• [Activity]
The records follow. Count the lines holding "login" and give only the number.
□ □ □ □ □ □ □
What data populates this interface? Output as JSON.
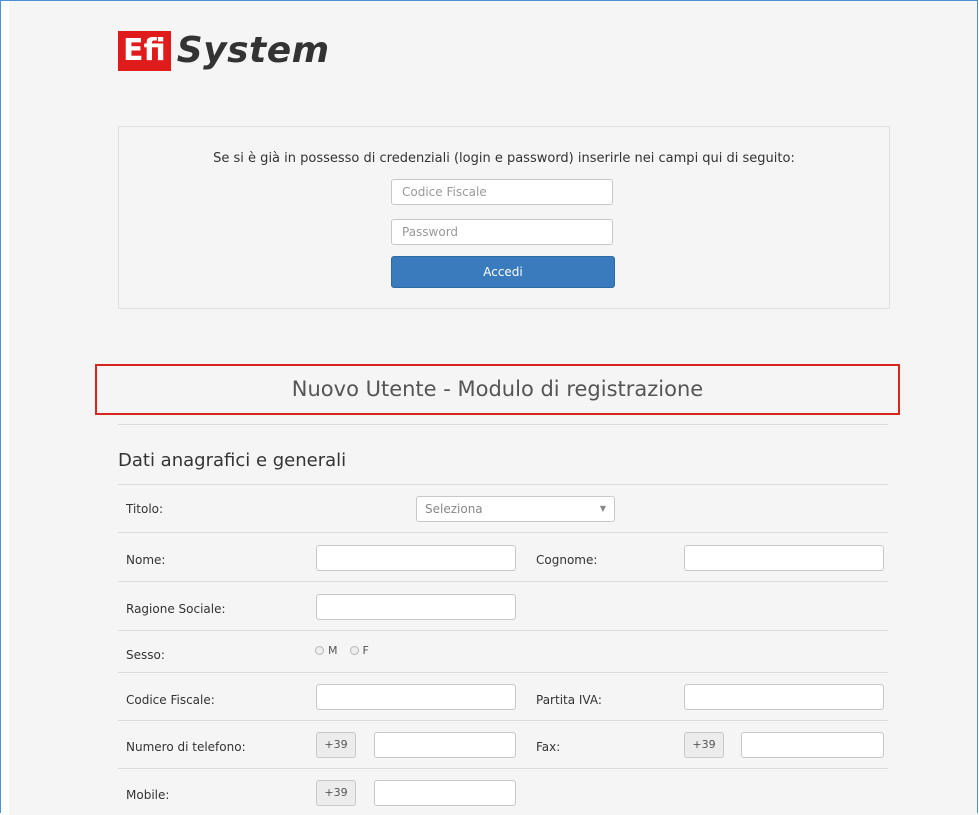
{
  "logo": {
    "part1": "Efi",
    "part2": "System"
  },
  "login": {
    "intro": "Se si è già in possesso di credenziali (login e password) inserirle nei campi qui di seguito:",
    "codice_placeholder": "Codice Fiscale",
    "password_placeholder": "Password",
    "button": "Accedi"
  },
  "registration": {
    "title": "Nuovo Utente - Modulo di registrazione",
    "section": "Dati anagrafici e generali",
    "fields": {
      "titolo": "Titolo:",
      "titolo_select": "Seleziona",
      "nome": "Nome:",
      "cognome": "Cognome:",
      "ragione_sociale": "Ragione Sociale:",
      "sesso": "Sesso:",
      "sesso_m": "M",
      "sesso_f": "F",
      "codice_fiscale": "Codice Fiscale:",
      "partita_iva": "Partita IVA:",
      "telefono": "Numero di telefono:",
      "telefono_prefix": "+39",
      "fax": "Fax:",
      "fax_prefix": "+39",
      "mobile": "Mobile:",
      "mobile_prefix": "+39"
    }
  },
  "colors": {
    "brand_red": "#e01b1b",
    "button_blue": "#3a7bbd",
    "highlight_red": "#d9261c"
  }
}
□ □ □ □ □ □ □
• [Response below]
2